NRA Bankruptcy Proceedings

NRA on Trial: Day 5 Summary of Bankruptcy Trial

April 13, 2021

Filing Summary

Week two of the NRA’s first bankruptcy trial in Dallas continued today with extraordinary testimony.  NRA board member and sitting Kansas state court judge Phillip Journey took center stage, lambasting NRA CEO Wayne LaPierre and NRA leadership. Former NRA Chief Financial Officer and Treasurer Craig Spray — who refused to sign the NRA’s 2019 regulatory filings and was subsequently fired by LaPierre — provided impactful testimony as well. Recently installed acting NRA Chief Financial Officer Sonya Rowling also concluded her testimony.

Major moments during today’s testimony included:

Key Points

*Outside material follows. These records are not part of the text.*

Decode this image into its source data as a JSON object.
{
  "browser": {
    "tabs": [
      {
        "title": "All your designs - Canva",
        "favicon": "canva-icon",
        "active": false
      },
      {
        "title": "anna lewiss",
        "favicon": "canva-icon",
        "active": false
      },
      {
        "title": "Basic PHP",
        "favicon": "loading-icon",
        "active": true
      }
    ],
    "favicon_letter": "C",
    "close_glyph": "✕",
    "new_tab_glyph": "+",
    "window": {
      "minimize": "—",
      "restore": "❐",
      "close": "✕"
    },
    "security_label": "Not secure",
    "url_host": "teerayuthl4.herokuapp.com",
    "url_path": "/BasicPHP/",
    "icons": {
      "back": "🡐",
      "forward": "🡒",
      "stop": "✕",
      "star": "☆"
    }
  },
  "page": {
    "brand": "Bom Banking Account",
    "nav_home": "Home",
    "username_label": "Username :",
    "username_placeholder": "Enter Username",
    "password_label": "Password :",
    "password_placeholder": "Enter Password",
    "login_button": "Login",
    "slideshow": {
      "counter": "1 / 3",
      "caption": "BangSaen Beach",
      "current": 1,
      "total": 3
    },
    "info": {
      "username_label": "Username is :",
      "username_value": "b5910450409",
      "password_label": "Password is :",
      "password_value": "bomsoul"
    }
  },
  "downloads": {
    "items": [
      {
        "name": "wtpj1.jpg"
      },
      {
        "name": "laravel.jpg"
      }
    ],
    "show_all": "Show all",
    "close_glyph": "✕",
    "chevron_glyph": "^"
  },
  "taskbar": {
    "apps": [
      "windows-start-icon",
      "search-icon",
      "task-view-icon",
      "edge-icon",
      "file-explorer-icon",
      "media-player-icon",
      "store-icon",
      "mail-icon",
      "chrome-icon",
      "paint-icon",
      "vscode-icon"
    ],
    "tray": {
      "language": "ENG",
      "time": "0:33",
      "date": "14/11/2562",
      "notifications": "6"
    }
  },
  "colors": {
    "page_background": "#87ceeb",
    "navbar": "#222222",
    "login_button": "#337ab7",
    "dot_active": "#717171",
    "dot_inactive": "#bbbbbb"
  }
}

  1. NRA Board Member Philip Journey Testified the NRA is Attempting to “Avoid Criminal Prosecution.” Judge Journey and fellow board members previously filed a motion seeking appointment of a bankruptcy examiner to investigate fraud at the NRA. When asked about his views on current NRA management, Judge Journey testified that it is seeking “to avoid criminal prosecution.” He added that, “It’s obvious to me that the next step is criminal investigation and I believe that is ongoing” (emphasis added). Judge Journey did not provide any details for his belief that such an investigation was “ongoing,” but previous reports indicate that NRA CEO Wayne LaPierre is reportedly under criminal investigation for potential tax fraud and LaPierre has reportedly said that NRA lawyer Bill Brewer is going to “keep him out of jail.” 
  2. “Wayne’s Kingdom.” In a particularly dramatic moment, Journey testified he has come to realize the NRA “essentially operated as a kingdom rather than a corporation,” adding that it was “Wayne’s kingdom.” He added that “[i]t became clear that corporate governance and […] the systems of checks and balances were essentially non-existent” and the state of compliance “was worse than I ever imagined.”
  3. “‘Wayne Said’ Culture.”  Former NRA CFO Craig Spray testified that he had described the culture at the NRA as a “Wayne said culture” where verbal authorizations by LaPierre would lead to the circumvention of internal financial controls. He cited a November 2020 example of three NRA board members flying first class or business class on the NRA dime without written authorization. When he found out, Spray was upset and sent an email saying, “Frankly, I’m disappointed in all of you” and “I can’t emphasize what a breakdown this is.” The November 2020 date of this incident clearly undercuts the NRA’s claims that the organization had cleaned up its act.
  4. More Evidence the NRA Filed Chapter 11 Without Informing the Board of Directors or Other NRA Leaders. Judge Journey corroborated other testimony that NRA leadership did not tell the board of directors about its plan to file bankruptcy. He went further, and testified he believes he was misled at the NRA board meeting prior to the Chapter 11 filing. Journey said that he believed the NRA “membership deserves the truth”, and that after he raised his concerns, he was ostracized by NRA board leadership. This included not permitting him to speak at the board meeting, and that he was “shouted down” by 2nd Vice President Willes Lee when he tried to explain his concerns to the full board. Similarly, Craig Spray testified that, despite then-being CFO and treasurer, he was surprised by the NRA’s bankruptcy filing and there was no financial reason for the NRA to file bankruptcy. The testimony supports the NYAG and Ackerman’s contention the Chapter 11 filing was not in good faith. 
  5. CFO Tried to Ask Questions About Executive “Excess Benefits”, Was Refused Access to Information. CFO Spray confirmed he was not comfortable signing NRA tax regulatory filing for 2019 because of “surprises” that were dropped in at the end of the process, including reporting of excess benefit transactions to LaPierre and the NRA’s former chief lobbyist Chris Cox. When Spray asked for information to verify how the excess benefit amounts were determined, he was told he couldn’t have access to it and that it was “privileged.” After his refusal to sign the filing, Spray testified NRA officers stopped communicating with him. A few months later, LaPierre told him the NRA had decided to go ‘in a different direction.” This testimony lines up with that of Judge Journey, and the accounts of others who raised questions at the NRA, only to find themselves sidelined or expelled from the organization.